What you are asked to do:
Pull each line containing "this" from the data.

------

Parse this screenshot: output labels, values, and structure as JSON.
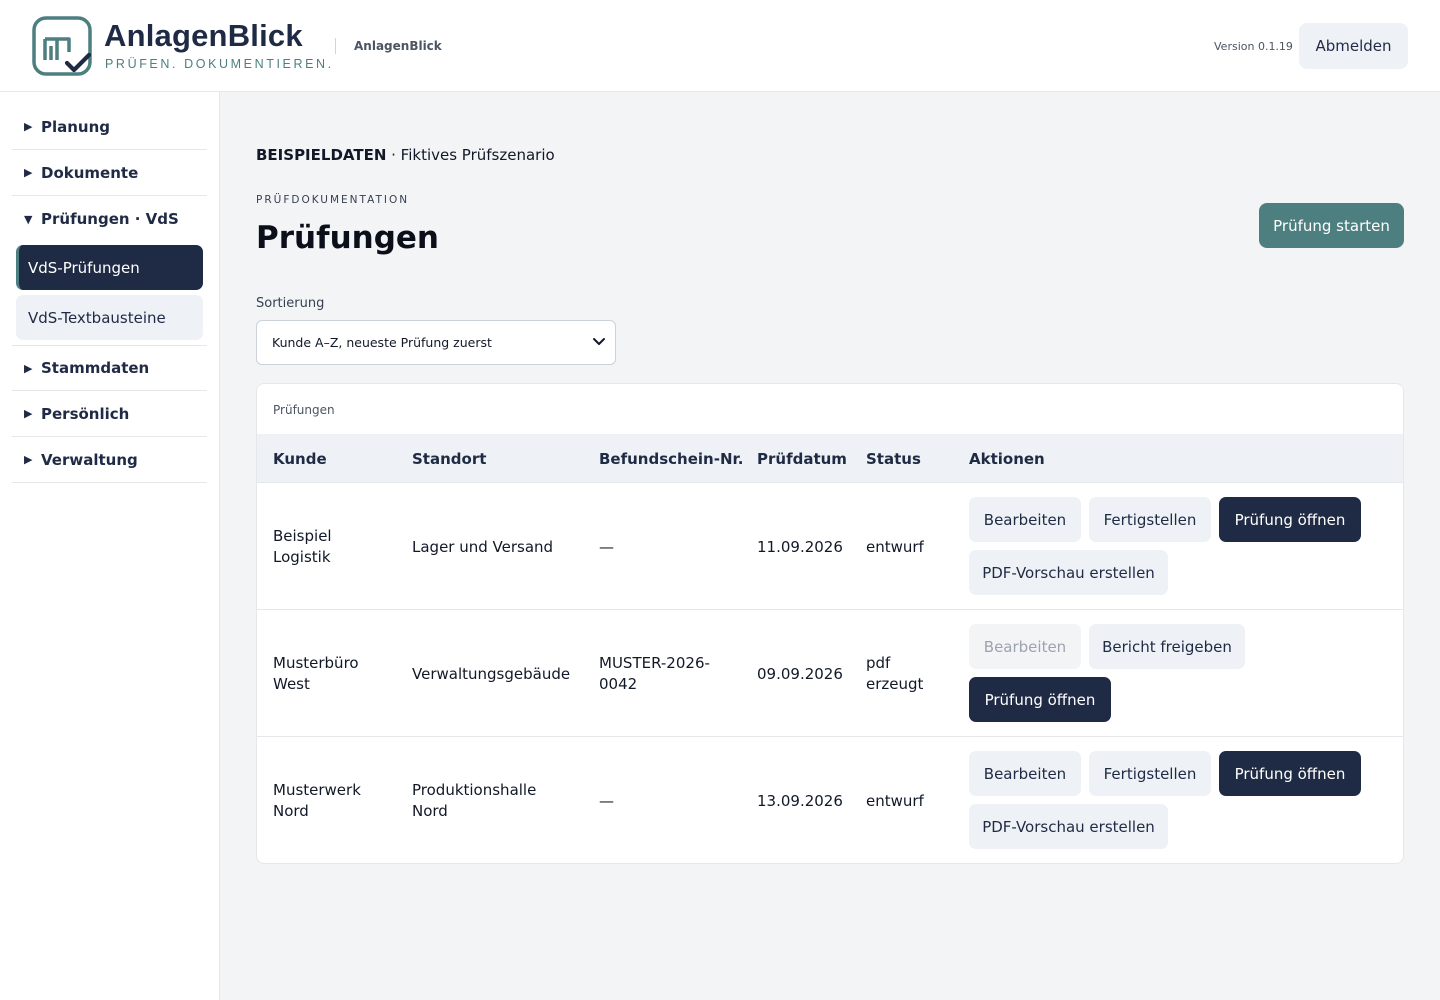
{
  "header": {
    "brand_title": "AnlagenBlick",
    "brand_tagline": "PRÜFEN. DOKUMENTIEREN.",
    "app_name": "AnlagenBlick",
    "version": "Version 0.1.19",
    "logout_label": "Abmelden"
  },
  "colors": {
    "brand_navy": "#1f2a44",
    "brand_teal": "#4d7f80"
  },
  "sidebar": {
    "groups": [
      {
        "label": "Planung",
        "expanded": false
      },
      {
        "label": "Dokumente",
        "expanded": false
      },
      {
        "label": "Prüfungen · VdS",
        "expanded": true,
        "items": [
          {
            "label": "VdS-Prüfungen",
            "active": true
          },
          {
            "label": "VdS-Textbausteine",
            "active": false
          }
        ]
      },
      {
        "label": "Stammdaten",
        "expanded": false
      },
      {
        "label": "Persönlich",
        "expanded": false
      },
      {
        "label": "Verwaltung",
        "expanded": false
      }
    ]
  },
  "main": {
    "demo_badge": "BEISPIELDATEN",
    "demo_text": " · Fiktives Prüfszenario",
    "eyebrow": "PRÜFDOKUMENTATION",
    "title": "Prüfungen",
    "start_button": "Prüfung starten",
    "sort": {
      "label": "Sortierung",
      "selected": "Kunde A–Z, neueste Prüfung zuerst"
    },
    "table": {
      "caption": "Prüfungen",
      "columns": [
        "Kunde",
        "Standort",
        "Befundschein-Nr.",
        "Prüfdatum",
        "Status",
        "Aktionen"
      ],
      "rows": [
        {
          "kunde": "Beispiel Logistik",
          "standort": "Lager und Versand",
          "befundschein": "—",
          "datum": "11.09.2026",
          "status": "entwurf",
          "actions": [
            "Bearbeiten",
            "Fertigstellen",
            "Prüfung öffnen",
            "PDF-Vorschau erstellen"
          ]
        },
        {
          "kunde": "Musterbüro West",
          "standort": "Verwaltungsgebäude",
          "befundschein": "MUSTER-2026-0042",
          "datum": "09.09.2026",
          "status": "pdf erzeugt",
          "actions": [
            "Bearbeiten",
            "Bericht freigeben",
            "Prüfung öffnen"
          ]
        },
        {
          "kunde": "Musterwerk Nord",
          "standort": "Produktionshalle Nord",
          "befundschein": "—",
          "datum": "13.09.2026",
          "status": "entwurf",
          "actions": [
            "Bearbeiten",
            "Fertigstellen",
            "Prüfung öffnen",
            "PDF-Vorschau erstellen"
          ]
        }
      ]
    }
  }
}
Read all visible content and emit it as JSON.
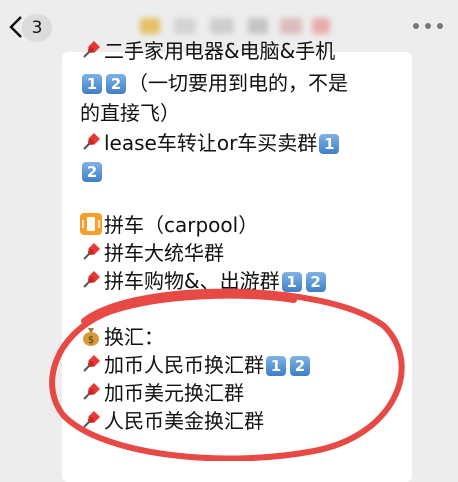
{
  "header": {
    "back_icon": "chevron-left-icon",
    "unread_count": "3",
    "more_icon": "more-dots-icon"
  },
  "message": {
    "lines": [
      {
        "icon": "pin",
        "text": "二手家用电器&电脑&手机",
        "badges": []
      },
      {
        "icon": "",
        "text": "（一切要用到电的，不是",
        "badges_before": [
          "1",
          "2"
        ]
      },
      {
        "icon": "",
        "text": "的直接飞）",
        "badges": []
      },
      {
        "icon": "pin",
        "text": "lease车转让or车买卖群",
        "badges": [
          "1"
        ]
      },
      {
        "icon": "",
        "text": "",
        "badges": [
          "2"
        ]
      },
      {
        "icon": "phone",
        "text": "拼车（carpool）",
        "badges": []
      },
      {
        "icon": "pin",
        "text": "拼车大统华群",
        "badges": []
      },
      {
        "icon": "pin",
        "text": "拼车购物&、出游群",
        "badges": [
          "1",
          "2"
        ]
      },
      {
        "icon": "moneybag",
        "text": "换汇：",
        "badges": []
      },
      {
        "icon": "pin",
        "text": "加币人民币换汇群",
        "badges": [
          "1",
          "2"
        ]
      },
      {
        "icon": "pin",
        "text": "加币美元换汇群",
        "badges": []
      },
      {
        "icon": "pin",
        "text": "人民币美金换汇群",
        "badges": []
      }
    ],
    "highlight_color": "#e53935"
  }
}
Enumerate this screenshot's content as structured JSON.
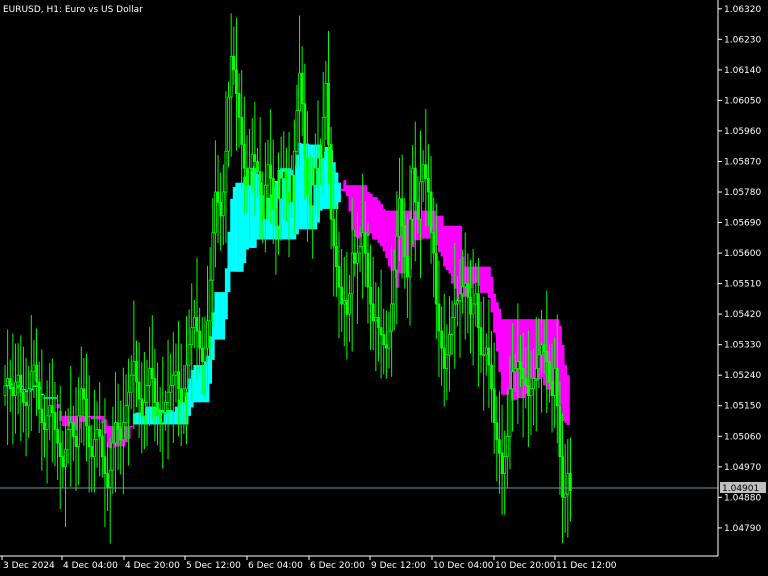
{
  "window": {
    "symbol_title": "EURUSD, H1:  Euro vs US Dollar"
  },
  "chart_data": {
    "type": "candlestick",
    "title": "EURUSD, H1:  Euro vs US Dollar",
    "symbol": "EURUSD",
    "timeframe": "H1",
    "current_price": "1.04901",
    "ylim": [
      1.0471,
      1.0634
    ],
    "y_ticks": [
      "1.06320",
      "1.06230",
      "1.06140",
      "1.06050",
      "1.05960",
      "1.05870",
      "1.05780",
      "1.05690",
      "1.05600",
      "1.05510",
      "1.05420",
      "1.05330",
      "1.05240",
      "1.05150",
      "1.05060",
      "1.04970",
      "1.04880",
      "1.04790"
    ],
    "x_ticks": [
      "3 Dec 2024",
      "4 Dec 04:00",
      "4 Dec 20:00",
      "5 Dec 12:00",
      "6 Dec 04:00",
      "6 Dec 20:00",
      "9 Dec 12:00",
      "10 Dec 04:00",
      "10 Dec 20:00",
      "11 Dec 12:00"
    ],
    "grid": false,
    "colors": {
      "background": "#000000",
      "candle": "#00ff00",
      "cloud_up": "#00ffff",
      "cloud_down": "#ff00ff",
      "current_price_line": "#8090a0",
      "price_label_bg": "#c0c0c0",
      "text": "#ffffff",
      "axis_line": "#ffffff"
    },
    "close": [
      1.0521,
      1.0523,
      1.052,
      1.0518,
      1.0522,
      1.0524,
      1.0519,
      1.0516,
      1.0515,
      1.052,
      1.0525,
      1.0527,
      1.0522,
      1.0514,
      1.051,
      1.0508,
      1.0512,
      1.0515,
      1.0513,
      1.0508,
      1.0504,
      1.05,
      1.0497,
      1.0502,
      1.0508,
      1.051,
      1.0506,
      1.0503,
      1.0512,
      1.052,
      1.0517,
      1.0509,
      1.0503,
      1.05,
      1.0505,
      1.0508,
      1.0506,
      1.05,
      1.0495,
      1.0491,
      1.0496,
      1.0504,
      1.051,
      1.0508,
      1.0505,
      1.051,
      1.0515,
      1.0519,
      1.0524,
      1.0528,
      1.0522,
      1.0517,
      1.0512,
      1.0516,
      1.0521,
      1.0526,
      1.0523,
      1.0516,
      1.0512,
      1.051,
      1.0513,
      1.0516,
      1.0519,
      1.0521,
      1.0524,
      1.0525,
      1.052,
      1.0516,
      1.052,
      1.0527,
      1.0533,
      1.0538,
      1.0541,
      1.0537,
      1.0532,
      1.0528,
      1.0532,
      1.054,
      1.0552,
      1.0566,
      1.0578,
      1.0575,
      1.0571,
      1.0578,
      1.059,
      1.0606,
      1.0618,
      1.0614,
      1.0607,
      1.06,
      1.0592,
      1.0585,
      1.058,
      1.0585,
      1.0589,
      1.0587,
      1.0584,
      1.0577,
      1.057,
      1.058,
      1.0586,
      1.0582,
      1.0573,
      1.0568,
      1.0576,
      1.0582,
      1.0584,
      1.0578,
      1.0575,
      1.0583,
      1.059,
      1.0602,
      1.0613,
      1.0604,
      1.0588,
      1.0577,
      1.0574,
      1.058,
      1.0585,
      1.0588,
      1.0588,
      1.06,
      1.061,
      1.0592,
      1.057,
      1.0562,
      1.0556,
      1.055,
      1.0545,
      1.0546,
      1.0542,
      1.0548,
      1.056,
      1.0557,
      1.056,
      1.0562,
      1.0566,
      1.056,
      1.055,
      1.0545,
      1.054,
      1.0541,
      1.0538,
      1.0536,
      1.0533,
      1.0532,
      1.0537,
      1.0545,
      1.0555,
      1.0565,
      1.0576,
      1.0568,
      1.0559,
      1.0553,
      1.057,
      1.0585,
      1.0575,
      1.057,
      1.0581,
      1.0586,
      1.0582,
      1.0578,
      1.0566,
      1.056,
      1.0545,
      1.0537,
      1.0532,
      1.0526,
      1.053,
      1.0536,
      1.0541,
      1.0545,
      1.0546,
      1.0548,
      1.055,
      1.0551,
      1.0547,
      1.0542,
      1.0545,
      1.0548,
      1.0538,
      1.053,
      1.053,
      1.0532,
      1.0527,
      1.052,
      1.051,
      1.0505,
      1.0501,
      1.0495,
      1.05,
      1.0506,
      1.052,
      1.0525,
      1.0526,
      1.0528,
      1.0526,
      1.0523,
      1.0521,
      1.0518,
      1.052,
      1.0523,
      1.0526,
      1.053,
      1.0533,
      1.0531,
      1.0528,
      1.0522,
      1.0518,
      1.0526,
      1.0515,
      1.05,
      1.0488,
      1.0489,
      1.0495,
      1.049
    ]
  }
}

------

Task solution:
Parse this screenshot: output labels, values, and structure as JSON.
Enumerate this screenshot's content as structured JSON.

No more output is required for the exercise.